After all, only Simon knows where this treasure is. And only Simon can tell us that secret...if he wishes to. From there, the plot descends into a dark swirl of dream sequences, gory violence and extremely revealing nudity. But is it worth all of the furious editing and crescendos of electronic dance music? Sadly, no.
Trance tries to be far too clever for its own good and ends up falling flat on its face. Like your young and precocious nephew’s favorite joke, it quickly wears out its welcome and soon grows grating. Unfortunately for a movie that screams “plot twist” with every scene, your faithful reviewer quickly guessed the ending of the film in the first twenty minutes after a very poor line delivery by Ms. Dawson. A word of advice, Mr. Boyle: when both of your actors smile revealingly at the camera after what you are attempting to play off as a throwaway line, the jig is up. Even more unfortunately, the plot twist is not that meaningful. It feels strained, uninteresting, and preachy.
After all, Trance is supposed to be an art heist movie that turns into a psychological thriller…and then suddenly after nearly an hour and ten minutes, it transmogrifies yet again into a film about female empowerment. Suddenly, these men are no longer violent criminals, but instead characters in a play about feminism. And not even a very good one at that. The actors do a passable job, but in this film their only real task is to alternate between angry rants and burning holes in the camera with passionate stares. Hardly the most nuanced of performances. Sadly, the impressive cast of McAvoy, Dawson and Cassel are wasted on such shallow characters lost in the topsy-turvy plot.

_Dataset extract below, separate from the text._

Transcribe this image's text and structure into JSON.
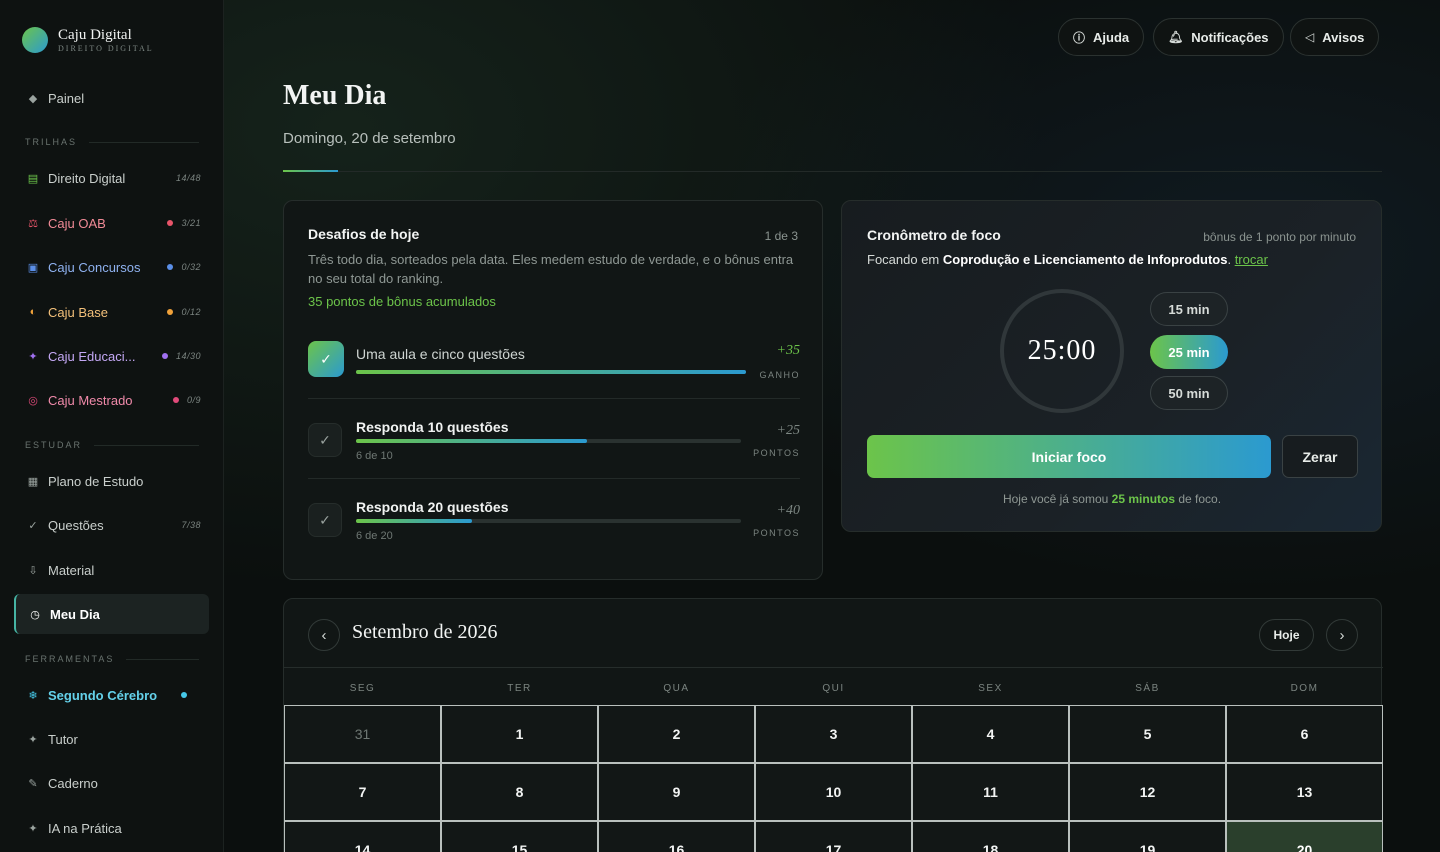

Despite the script, the direction and cinematography is quite impressive. Although too bright, austere, and sterile for my taste, it fulfills its purpose. The viewer is unnerved as the camera swoops through oddly perfect sets meant to represent the interior of Simon’s mind. The visual clues to the plot are brilliant as symbolic packages melt into piles of bloody gauze and one particular character’s severed head delivers a soliloquy which would make anyone’s heart race.

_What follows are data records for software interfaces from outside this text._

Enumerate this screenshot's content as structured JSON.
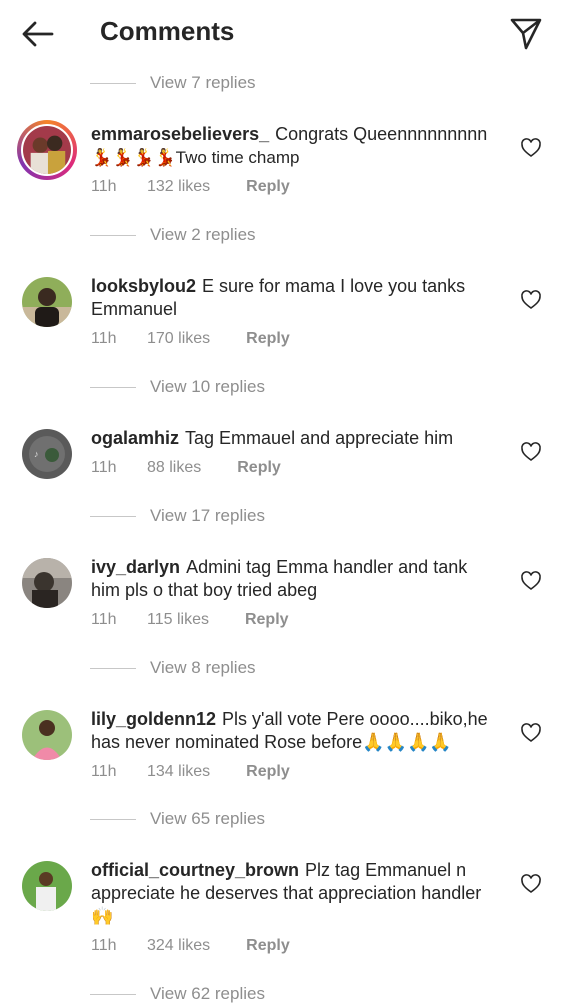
{
  "header": {
    "title": "Comments",
    "back_icon": "arrow-left-icon",
    "send_icon": "paper-plane-icon"
  },
  "top_replies": "View 7 replies",
  "comments": [
    {
      "username": "emmarosebelievers_",
      "text": "Congrats Queennnnnnnnn",
      "text_line2": "💃💃💃💃Two time champ",
      "time": "11h",
      "likes": "132 likes",
      "reply": "Reply",
      "replies": "View 2 replies"
    },
    {
      "username": "looksbylou2",
      "text": "E sure for mama I love you tanks Emmanuel",
      "time": "11h",
      "likes": "170 likes",
      "reply": "Reply",
      "replies": "View 10 replies"
    },
    {
      "username": "ogalamhiz",
      "text": "Tag Emmauel and appreciate him",
      "time": "11h",
      "likes": "88 likes",
      "reply": "Reply",
      "replies": "View 17 replies"
    },
    {
      "username": "ivy_darlyn",
      "text": "Admini tag Emma handler and tank him pls o that boy tried abeg",
      "time": "11h",
      "likes": "115 likes",
      "reply": "Reply",
      "replies": "View 8 replies"
    },
    {
      "username": "lily_goldenn12",
      "text": "Pls y'all vote Pere oooo....biko,he has never nominated Rose before🙏🙏🙏🙏",
      "time": "11h",
      "likes": "134 likes",
      "reply": "Reply",
      "replies": "View 65 replies"
    },
    {
      "username": "official_courtney_brown",
      "text": "Plz tag Emmanuel n appreciate he deserves that appreciation handler🙌",
      "time": "11h",
      "likes": "324 likes",
      "reply": "Reply",
      "replies": "View 62 replies"
    }
  ],
  "colors": {
    "text": "#262626",
    "secondary": "#8e8e8e",
    "divider": "#c7c7c7"
  }
}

Unfortunately, all of these images are overwhelmed by a soundtrack that would much better fit a crowded dance hall in the wee hours of Saturday morning than a theater. Perhaps this had something to do with the fact that one of the main characters lives over a night club. But, the music appears only when the characters are far away from this apartment. Odd.
To be quite honest, the soundtrack is far from the strangest thing about this movie. That dubious honor falls to the incessant product placement. For some reason, Simon’s subconscious loves iPads. His memories are represented as embedded in iPads…no, I’m not making that up. Last I checked, Steve Jobs did not manage to cure amnesia.
Sadly, there isn’t an App for that. The ending also features an iPad very prominently in an attempt to force the audience to think about memory, choice and even love. It’s even stranger on screen, I promise you. Sadly, you will not have a conversation about the ambiguous conclusion as you walk out of the theater. Most likely, you will discuss the multiple scenes of full frontal nudity and the strange preoccupation of multiple characters on pubic hair. Of course that presumes that you and your companion or companions will be able to get past the intensely difficult nature of a discussion about pubic hair. In case you haven’t realized yet, this is not a family film and should you suggest it at the next holiday get together, you will likely never be invited back.
Yes, pubic hair is a fairly significant plot point. All in all, Trance is a movie that’s far too quirky and queer to really deliver a message or an entertaining plot. But, at least it tries to be creative, which is more than can be said for most films that make it to the screen these days. I’ll give it a six out of ten and call it a day.
-- Thomas J.P. Harrington